Exercise ▸
Leaving out only the pictures, write out all the entries exactly.

Source material ▸
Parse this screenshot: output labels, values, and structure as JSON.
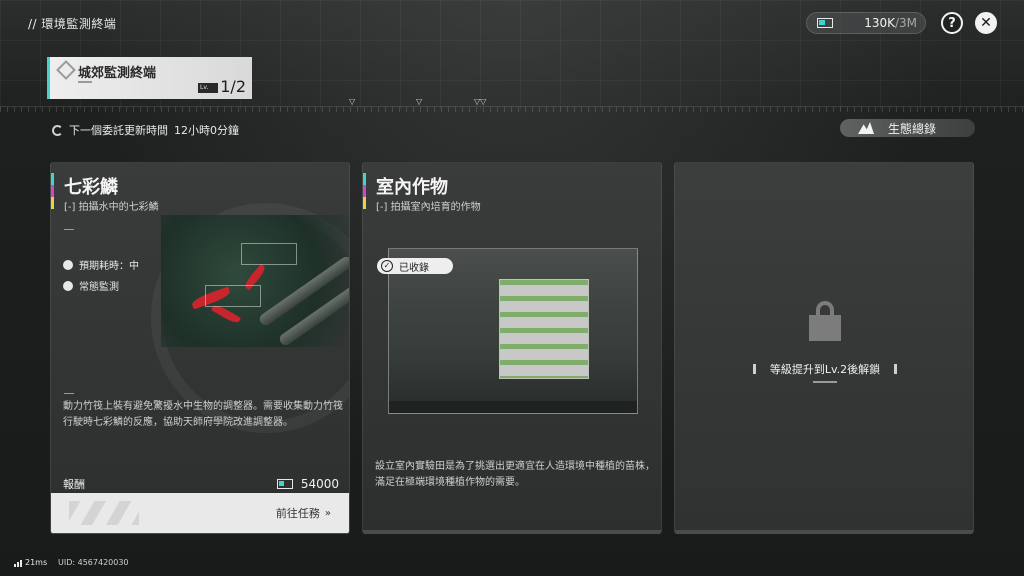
{
  "header": {
    "breadcrumb": "// 環境監測終端",
    "currency": {
      "amount": "130K",
      "cap": "/3M"
    },
    "help_label": "?",
    "close_label": "✕"
  },
  "terminal": {
    "name": "城郊監測終端",
    "lv_badge": "Lv.",
    "level": "1/2"
  },
  "refresh": {
    "label": "下一個委託更新時間",
    "time": "12小時0分鐘"
  },
  "eco_button": {
    "label": "生態總錄"
  },
  "cards": [
    {
      "title": "七彩鱗",
      "subtitle": "拍攝水中的七彩鱗",
      "meta": [
        {
          "label": "預期耗時：中"
        },
        {
          "label": "常態監測"
        }
      ],
      "description": "動力竹筏上裝有避免驚擾水中生物的調整器。需要收集動力竹筏行駛時七彩鱗的反應，協助天師府學院改進調整器。",
      "reward_label": "報酬",
      "reward_value": "54000",
      "goto_label": "前往任務",
      "goto_arrow": "»"
    },
    {
      "title": "室內作物",
      "subtitle": "拍攝室內培育的作物",
      "status": "已收錄",
      "description": "設立室內實驗田是為了挑選出更適宜在人造環境中種植的苗株，滿足在極端環境種植作物的需要。"
    },
    {
      "locked_text": "等級提升到Lv.2後解鎖"
    }
  ],
  "footer": {
    "ping": "21ms",
    "uid": "UID: 4567420030"
  },
  "colors": {
    "accent_teal": "#3fd5c8",
    "accent_magenta": "#d048c8",
    "accent_yellow": "#e6d43a",
    "fish_red": "#c8262c"
  }
}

Solution for this exercise ▸
Parse this screenshot: output labels, values, and structure as JSON.
{
  "header": {
    "breadcrumb": "// 環境監測終端",
    "currency": {
      "amount": "130K",
      "cap": "/3M"
    },
    "help_label": "?",
    "close_label": "✕"
  },
  "terminal": {
    "name": "城郊監測終端",
    "lv_badge": "Lv.",
    "level": "1/2"
  },
  "refresh": {
    "label": "下一個委託更新時間",
    "time": "12小時0分鐘"
  },
  "eco_button": {
    "label": "生態總錄"
  },
  "cards": [
    {
      "title": "七彩鱗",
      "subtitle": "拍攝水中的七彩鱗",
      "meta": [
        {
          "label": "預期耗時：中"
        },
        {
          "label": "常態監測"
        }
      ],
      "description": "動力竹筏上裝有避免驚擾水中生物的調整器。需要收集動力竹筏行駛時七彩鱗的反應，協助天師府學院改進調整器。",
      "reward_label": "報酬",
      "reward_value": "54000",
      "goto_label": "前往任務",
      "goto_arrow": "»"
    },
    {
      "title": "室內作物",
      "subtitle": "拍攝室內培育的作物",
      "status": "已收錄",
      "description": "設立室內實驗田是為了挑選出更適宜在人造環境中種植的苗株，滿足在極端環境種植作物的需要。"
    },
    {
      "locked_text": "等級提升到Lv.2後解鎖"
    }
  ],
  "footer": {
    "ping": "21ms",
    "uid": "UID: 4567420030"
  },
  "colors": {
    "accent_teal": "#3fd5c8",
    "accent_magenta": "#d048c8",
    "accent_yellow": "#e6d43a",
    "fish_red": "#c8262c"
  }
}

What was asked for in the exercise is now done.